____ Study material

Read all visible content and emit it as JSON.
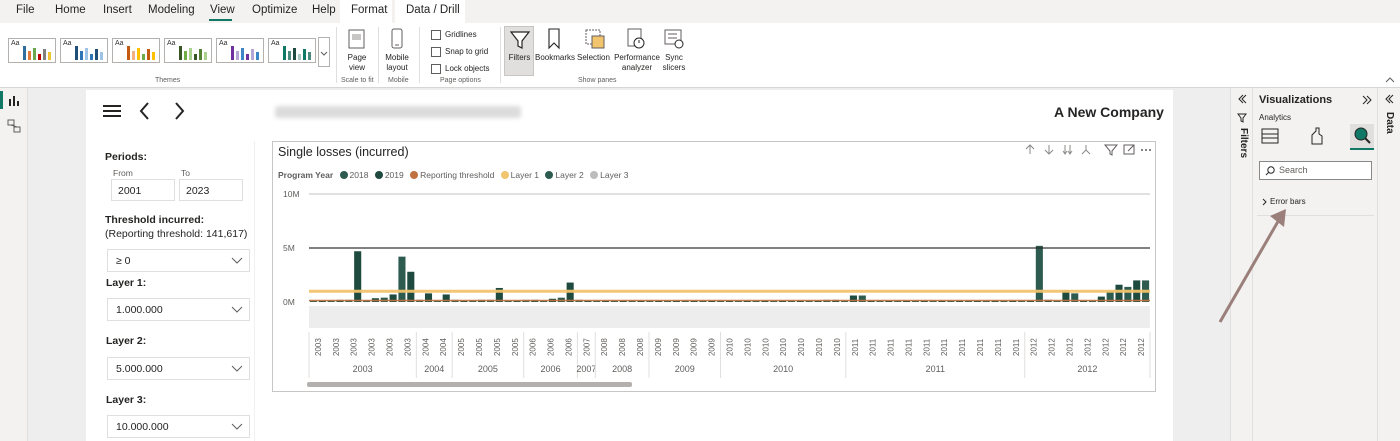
{
  "menu": {
    "items": [
      "File",
      "Home",
      "Insert",
      "Modeling",
      "View",
      "Optimize",
      "Help"
    ],
    "active": "View",
    "contextual_tabs": [
      "Format",
      "Data / Drill"
    ]
  },
  "ribbon": {
    "themes_label": "Themes",
    "theme_thumb_text": "Aa",
    "page_view": "Page view",
    "scale_to_fit": "Scale to fit",
    "mobile_layout": "Mobile layout",
    "mobile": "Mobile",
    "gridlines": "Gridlines",
    "snap_to_grid": "Snap to grid",
    "lock_objects": "Lock objects",
    "page_options": "Page options",
    "filters": "Filters",
    "bookmarks": "Bookmarks",
    "selection": "Selection",
    "performance_analyzer": "Performance analyzer",
    "sync_slicers": "Sync slicers",
    "show_panes": "Show panes"
  },
  "report": {
    "company": "A New Company",
    "periods_label": "Periods:",
    "from_label": "From",
    "to_label": "To",
    "from_value": "2001",
    "to_value": "2023",
    "threshold_label": "Threshold incurred:",
    "threshold_note": "(Reporting threshold: 141,617)",
    "threshold_value": "≥ 0",
    "layer1_label": "Layer 1:",
    "layer1_value": "1.000.000",
    "layer2_label": "Layer 2:",
    "layer2_value": "5.000.000",
    "layer3_label": "Layer 3:",
    "layer3_value": "10.000.000"
  },
  "colors": {
    "bar_2018": "#2e5b50",
    "bar_2019": "#1f4a40",
    "layer1": "#f2c46d",
    "threshold": "#c0733f",
    "layer2": "#2b2b2b",
    "layer3": "#bdbdbd",
    "accent": "#117865"
  },
  "panes": {
    "visualizations": "Visualizations",
    "analytics": "Analytics",
    "search_placeholder": "Search",
    "error_bars": "Error bars",
    "filters": "Filters",
    "data": "Data"
  },
  "chart_data": {
    "type": "bar",
    "title": "Single losses (incurred)",
    "legend_title": "Program Year",
    "series": [
      {
        "name": "2018"
      },
      {
        "name": "2019"
      },
      {
        "name": "Reporting threshold",
        "value": 141617
      },
      {
        "name": "Layer 1",
        "value": 1000000
      },
      {
        "name": "Layer 2",
        "value": 5000000
      },
      {
        "name": "Layer 3",
        "value": 10000000
      }
    ],
    "y_ticks": [
      "0M",
      "5M",
      "10M"
    ],
    "ylim": [
      0,
      10000000
    ],
    "year_groups": [
      {
        "year": "2003",
        "count": 6
      },
      {
        "year": "2004",
        "count": 2
      },
      {
        "year": "2005",
        "count": 4
      },
      {
        "year": "2006",
        "count": 3
      },
      {
        "year": "2007",
        "count": 1
      },
      {
        "year": "2008",
        "count": 3
      },
      {
        "year": "2009",
        "count": 4
      },
      {
        "year": "2010",
        "count": 7
      },
      {
        "year": "2011",
        "count": 10
      },
      {
        "year": "2012",
        "count": 7
      }
    ],
    "bars_millions": [
      0.1,
      0.1,
      0.15,
      0.2,
      0.2,
      4.7,
      0.15,
      0.35,
      0.4,
      0.7,
      4.2,
      2.8,
      0.2,
      0.8,
      0.1,
      0.7,
      0.2,
      0.1,
      0.15,
      0.2,
      0.2,
      1.3,
      0.1,
      0.1,
      0.2,
      0.2,
      0.1,
      0.3,
      0.4,
      1.8,
      0.2,
      0.1,
      0.1,
      0.1,
      0.1,
      0.1,
      0.1,
      0.1,
      0.1,
      0.1,
      0.1,
      0.1,
      0.1,
      0.1,
      0.1,
      0.1,
      0.1,
      0.1,
      0.1,
      0.1,
      0.1,
      0.1,
      0.1,
      0.1,
      0.1,
      0.1,
      0.1,
      0.1,
      0.2,
      0.2,
      0.1,
      0.6,
      0.6,
      0.1,
      0.1,
      0.1,
      0.1,
      0.1,
      0.1,
      0.1,
      0.1,
      0.1,
      0.1,
      0.1,
      0.1,
      0.1,
      0.1,
      0.1,
      0.1,
      0.1,
      0.1,
      0.1,
      5.2,
      0.2,
      0.1,
      1.1,
      0.8,
      0.1,
      0.1,
      0.5,
      1.0,
      1.6,
      1.4,
      2.0,
      2.0
    ],
    "grid": true
  }
}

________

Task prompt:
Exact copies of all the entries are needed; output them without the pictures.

Response below:
Read all visible content and emit it as JSON.
{
  "menu": {
    "items": [
      "File",
      "Home",
      "Insert",
      "Modeling",
      "View",
      "Optimize",
      "Help"
    ],
    "active": "View",
    "contextual_tabs": [
      "Format",
      "Data / Drill"
    ]
  },
  "ribbon": {
    "themes_label": "Themes",
    "theme_thumb_text": "Aa",
    "page_view": "Page view",
    "scale_to_fit": "Scale to fit",
    "mobile_layout": "Mobile layout",
    "mobile": "Mobile",
    "gridlines": "Gridlines",
    "snap_to_grid": "Snap to grid",
    "lock_objects": "Lock objects",
    "page_options": "Page options",
    "filters": "Filters",
    "bookmarks": "Bookmarks",
    "selection": "Selection",
    "performance_analyzer": "Performance analyzer",
    "sync_slicers": "Sync slicers",
    "show_panes": "Show panes"
  },
  "report": {
    "company": "A New Company",
    "periods_label": "Periods:",
    "from_label": "From",
    "to_label": "To",
    "from_value": "2001",
    "to_value": "2023",
    "threshold_label": "Threshold incurred:",
    "threshold_note": "(Reporting threshold: 141,617)",
    "threshold_value": "≥ 0",
    "layer1_label": "Layer 1:",
    "layer1_value": "1.000.000",
    "layer2_label": "Layer 2:",
    "layer2_value": "5.000.000",
    "layer3_label": "Layer 3:",
    "layer3_value": "10.000.000"
  },
  "colors": {
    "bar_2018": "#2e5b50",
    "bar_2019": "#1f4a40",
    "layer1": "#f2c46d",
    "threshold": "#c0733f",
    "layer2": "#2b2b2b",
    "layer3": "#bdbdbd",
    "accent": "#117865"
  },
  "panes": {
    "visualizations": "Visualizations",
    "analytics": "Analytics",
    "search_placeholder": "Search",
    "error_bars": "Error bars",
    "filters": "Filters",
    "data": "Data"
  },
  "chart_data": {
    "type": "bar",
    "title": "Single losses (incurred)",
    "legend_title": "Program Year",
    "series": [
      {
        "name": "2018"
      },
      {
        "name": "2019"
      },
      {
        "name": "Reporting threshold",
        "value": 141617
      },
      {
        "name": "Layer 1",
        "value": 1000000
      },
      {
        "name": "Layer 2",
        "value": 5000000
      },
      {
        "name": "Layer 3",
        "value": 10000000
      }
    ],
    "y_ticks": [
      "0M",
      "5M",
      "10M"
    ],
    "ylim": [
      0,
      10000000
    ],
    "year_groups": [
      {
        "year": "2003",
        "count": 6
      },
      {
        "year": "2004",
        "count": 2
      },
      {
        "year": "2005",
        "count": 4
      },
      {
        "year": "2006",
        "count": 3
      },
      {
        "year": "2007",
        "count": 1
      },
      {
        "year": "2008",
        "count": 3
      },
      {
        "year": "2009",
        "count": 4
      },
      {
        "year": "2010",
        "count": 7
      },
      {
        "year": "2011",
        "count": 10
      },
      {
        "year": "2012",
        "count": 7
      }
    ],
    "bars_millions": [
      0.1,
      0.1,
      0.15,
      0.2,
      0.2,
      4.7,
      0.15,
      0.35,
      0.4,
      0.7,
      4.2,
      2.8,
      0.2,
      0.8,
      0.1,
      0.7,
      0.2,
      0.1,
      0.15,
      0.2,
      0.2,
      1.3,
      0.1,
      0.1,
      0.2,
      0.2,
      0.1,
      0.3,
      0.4,
      1.8,
      0.2,
      0.1,
      0.1,
      0.1,
      0.1,
      0.1,
      0.1,
      0.1,
      0.1,
      0.1,
      0.1,
      0.1,
      0.1,
      0.1,
      0.1,
      0.1,
      0.1,
      0.1,
      0.1,
      0.1,
      0.1,
      0.1,
      0.1,
      0.1,
      0.1,
      0.1,
      0.1,
      0.1,
      0.2,
      0.2,
      0.1,
      0.6,
      0.6,
      0.1,
      0.1,
      0.1,
      0.1,
      0.1,
      0.1,
      0.1,
      0.1,
      0.1,
      0.1,
      0.1,
      0.1,
      0.1,
      0.1,
      0.1,
      0.1,
      0.1,
      0.1,
      0.1,
      5.2,
      0.2,
      0.1,
      1.1,
      0.8,
      0.1,
      0.1,
      0.5,
      1.0,
      1.6,
      1.4,
      2.0,
      2.0
    ],
    "grid": true
  }
}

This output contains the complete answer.